One source involved in the talks this autumn said the deal on gas would be hailed as a “goodwill gesture” from the US to the UK.
Gas is a major part of the UK’s energy mix, used to generate about 40 per cent of its electricity and heat about 85 per cent of homes.
Soaring gas prices due to cuts in Russian gas supplies to Europe have wreaked economic havoc, with governments forced to spend billions shielding consumers from the impact.
Most of the UK’s supply comes via pipes from Norway and the UK side of the North Sea, as well as some via pipes from Belgium and the Netherlands. However, shipments of liquefied natural gas from the US and elsewhere are increasingly important.

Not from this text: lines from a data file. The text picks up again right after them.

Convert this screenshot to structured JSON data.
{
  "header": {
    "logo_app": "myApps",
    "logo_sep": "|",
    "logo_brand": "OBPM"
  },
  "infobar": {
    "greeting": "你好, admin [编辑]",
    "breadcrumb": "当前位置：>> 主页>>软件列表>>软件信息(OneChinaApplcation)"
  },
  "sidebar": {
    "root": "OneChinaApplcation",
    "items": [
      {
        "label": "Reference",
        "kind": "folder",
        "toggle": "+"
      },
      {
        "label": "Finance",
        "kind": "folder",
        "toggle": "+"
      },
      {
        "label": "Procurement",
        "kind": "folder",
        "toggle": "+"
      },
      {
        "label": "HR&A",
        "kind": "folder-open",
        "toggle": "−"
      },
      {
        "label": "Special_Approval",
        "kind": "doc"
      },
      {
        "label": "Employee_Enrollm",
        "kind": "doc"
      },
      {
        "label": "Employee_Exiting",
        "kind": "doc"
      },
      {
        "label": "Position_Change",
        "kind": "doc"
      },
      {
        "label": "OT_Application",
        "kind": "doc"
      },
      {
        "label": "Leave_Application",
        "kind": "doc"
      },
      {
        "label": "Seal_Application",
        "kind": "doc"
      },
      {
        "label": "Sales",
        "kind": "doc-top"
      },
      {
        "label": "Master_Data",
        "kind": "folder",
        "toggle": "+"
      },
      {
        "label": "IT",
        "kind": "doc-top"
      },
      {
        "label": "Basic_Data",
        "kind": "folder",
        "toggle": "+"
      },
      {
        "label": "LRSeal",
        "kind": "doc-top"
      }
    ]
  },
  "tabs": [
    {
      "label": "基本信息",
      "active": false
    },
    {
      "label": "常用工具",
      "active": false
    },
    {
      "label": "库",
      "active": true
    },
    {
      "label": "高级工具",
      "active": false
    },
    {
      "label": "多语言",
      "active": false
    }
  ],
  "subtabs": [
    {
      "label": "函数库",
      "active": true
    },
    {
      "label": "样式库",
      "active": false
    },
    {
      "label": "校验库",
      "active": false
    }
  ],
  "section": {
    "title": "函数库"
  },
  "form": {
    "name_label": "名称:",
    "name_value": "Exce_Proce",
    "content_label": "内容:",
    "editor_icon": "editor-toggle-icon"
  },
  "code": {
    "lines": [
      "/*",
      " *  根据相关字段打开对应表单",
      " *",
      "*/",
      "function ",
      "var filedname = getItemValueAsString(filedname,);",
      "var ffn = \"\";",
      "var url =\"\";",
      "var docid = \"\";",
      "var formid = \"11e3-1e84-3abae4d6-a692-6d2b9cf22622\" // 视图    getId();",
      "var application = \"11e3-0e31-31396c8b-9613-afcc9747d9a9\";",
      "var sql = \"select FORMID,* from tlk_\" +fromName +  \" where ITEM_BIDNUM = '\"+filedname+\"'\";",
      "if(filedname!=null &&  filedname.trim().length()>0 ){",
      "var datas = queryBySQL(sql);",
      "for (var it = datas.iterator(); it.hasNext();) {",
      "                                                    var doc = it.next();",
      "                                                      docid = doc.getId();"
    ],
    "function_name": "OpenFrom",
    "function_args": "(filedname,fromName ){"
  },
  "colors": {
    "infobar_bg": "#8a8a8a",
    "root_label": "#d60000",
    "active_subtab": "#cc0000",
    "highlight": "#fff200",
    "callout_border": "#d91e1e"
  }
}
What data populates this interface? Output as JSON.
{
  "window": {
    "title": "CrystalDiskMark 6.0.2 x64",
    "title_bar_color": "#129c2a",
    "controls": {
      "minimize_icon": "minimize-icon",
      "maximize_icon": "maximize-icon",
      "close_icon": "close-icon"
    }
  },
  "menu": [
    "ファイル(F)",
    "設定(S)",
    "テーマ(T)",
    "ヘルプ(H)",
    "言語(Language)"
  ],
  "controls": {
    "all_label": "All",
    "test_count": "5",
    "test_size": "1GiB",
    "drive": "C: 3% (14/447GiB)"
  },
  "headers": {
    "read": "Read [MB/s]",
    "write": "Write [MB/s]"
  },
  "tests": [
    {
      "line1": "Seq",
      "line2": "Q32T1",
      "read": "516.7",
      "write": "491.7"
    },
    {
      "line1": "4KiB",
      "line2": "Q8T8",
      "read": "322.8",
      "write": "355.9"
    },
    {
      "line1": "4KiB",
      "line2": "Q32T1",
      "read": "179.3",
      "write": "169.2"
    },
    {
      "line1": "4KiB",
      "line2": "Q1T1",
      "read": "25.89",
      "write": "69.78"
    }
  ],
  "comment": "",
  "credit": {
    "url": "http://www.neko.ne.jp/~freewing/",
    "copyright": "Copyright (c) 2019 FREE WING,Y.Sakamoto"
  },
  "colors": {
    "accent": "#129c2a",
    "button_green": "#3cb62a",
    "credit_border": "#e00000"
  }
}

About 17 per cent of the UK’s gas came in the form of liquefied natural gas in 2021, mostly from Qatar, the US and Russia. Russian imports have dropped this year following its war on Ukraine, but more supplies have been coming including from the US and Peru.
On Monday, Mr Sunak told world leaders at Cop27 that the energy crisis meant the world should move faster on net zero.
The Prime Minister said: “We can bequeath our children a greener planet, and a more prosperous future. That’s a legacy we could be proud of.”
Downing Street insisted the UK was fulfilling its responsibility on climate finance, amid a growing row at the summit over funding to countries worst hit by climate change.
The UN secretary-general told the summit that the issue of payments for the loss and damage inflicted on climate vulnerable nations could “no longer be swept under the rug”.
But Boris Johnson, the former prime minister, said that the UK could not afford to pay out “reparations” to developing countries, despite its historic role as a polluter.
“What we cannot do is make up for that in some kind of reparations. We simply do not have the financial resources. No country could,” he said during an appearance in Sharm el-Sheikh.
Gas is bought into the UK by private companies such as Centrica, the owner of British Gas, which in August signed a £7 billion deal with US-based Delfin Midstream to buy liquefied natural gas from 2026.
The merits of any new deal between the UK and the US would depend on prices as well as the flexibility, with demand in any week always uncertain and weather dependent.